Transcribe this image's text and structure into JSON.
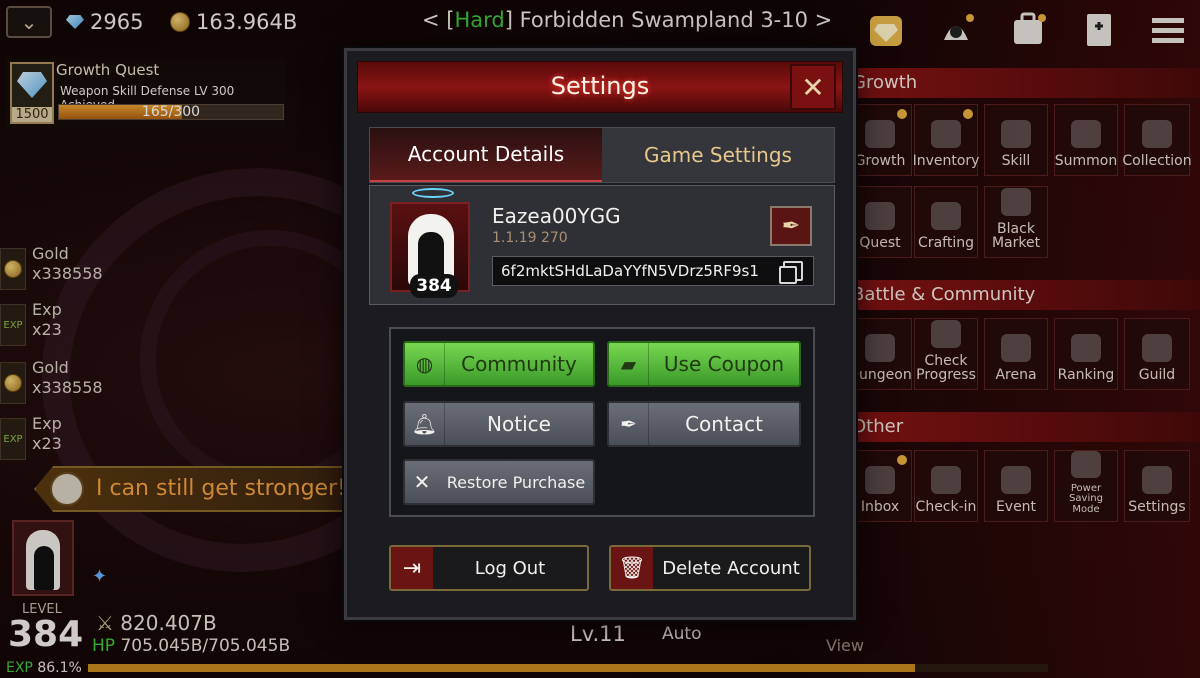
{
  "hud": {
    "gems": "2965",
    "gold": "163.964B",
    "stage_prefix": "< [",
    "stage_difficulty": "Hard",
    "stage_suffix": "] Forbidden Swampland 3-10 >"
  },
  "quest": {
    "title": "Growth Quest",
    "description": "Weapon Skill Defense LV 300 Achieved",
    "reward": "1500",
    "progress_text": "165/300",
    "progress": 0.55
  },
  "loot": [
    {
      "name": "Gold",
      "count": "x338558",
      "icon": "coin-icon"
    },
    {
      "name": "Exp",
      "count": "x23",
      "icon": "exp-icon"
    },
    {
      "name": "Gold",
      "count": "x338558",
      "icon": "coin-icon"
    },
    {
      "name": "Exp",
      "count": "x23",
      "icon": "exp-icon"
    }
  ],
  "speech": "I can still get stronger!",
  "player": {
    "level_label": "LEVEL",
    "level": "384",
    "exp_label": "EXP",
    "exp_value": "86.1%",
    "exp_progress": 0.861,
    "power": "820.407B",
    "hp_label": "HP",
    "hp_value": "705.045B/705.045B"
  },
  "bottom": {
    "level": "Lv.11",
    "auto": "Auto",
    "view": "View"
  },
  "right_panel": {
    "sections": [
      {
        "title": "Growth",
        "items": [
          "Growth",
          "Inventory",
          "Skill",
          "Summon",
          "Collection",
          "Quest",
          "Crafting",
          "Black Market"
        ]
      },
      {
        "title": "Battle & Community",
        "items": [
          "Dungeon",
          "Check Progress",
          "Arena",
          "Ranking",
          "Guild"
        ]
      },
      {
        "title": "Other",
        "items": [
          "Inbox",
          "Check-in",
          "Event",
          "Power Saving Mode",
          "Settings"
        ]
      }
    ]
  },
  "settings": {
    "title": "Settings",
    "tabs": [
      "Account Details",
      "Game Settings"
    ],
    "active_tab": "Account Details",
    "profile": {
      "name": "Eazea00YGG",
      "version": "1.1.19 270",
      "level": "384",
      "account_id": "6f2mktSHdLaDaYYfN5VDrz5RF9s1"
    },
    "buttons": {
      "community": "Community",
      "use_coupon": "Use Coupon",
      "notice": "Notice",
      "contact": "Contact",
      "restore_purchase": "Restore Purchase"
    },
    "footer": {
      "logout": "Log Out",
      "delete_account": "Delete Account"
    }
  },
  "colors": {
    "accent_red": "#8a1414",
    "green": "#3ec83e",
    "gold": "#e8c88a"
  }
}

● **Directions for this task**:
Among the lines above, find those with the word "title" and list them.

● **Solution below**:
    "title": "Growth Quest",
        "title": "Growth",
        "title": "Battle & Community",
        "title": "Other",
    "title": "Settings",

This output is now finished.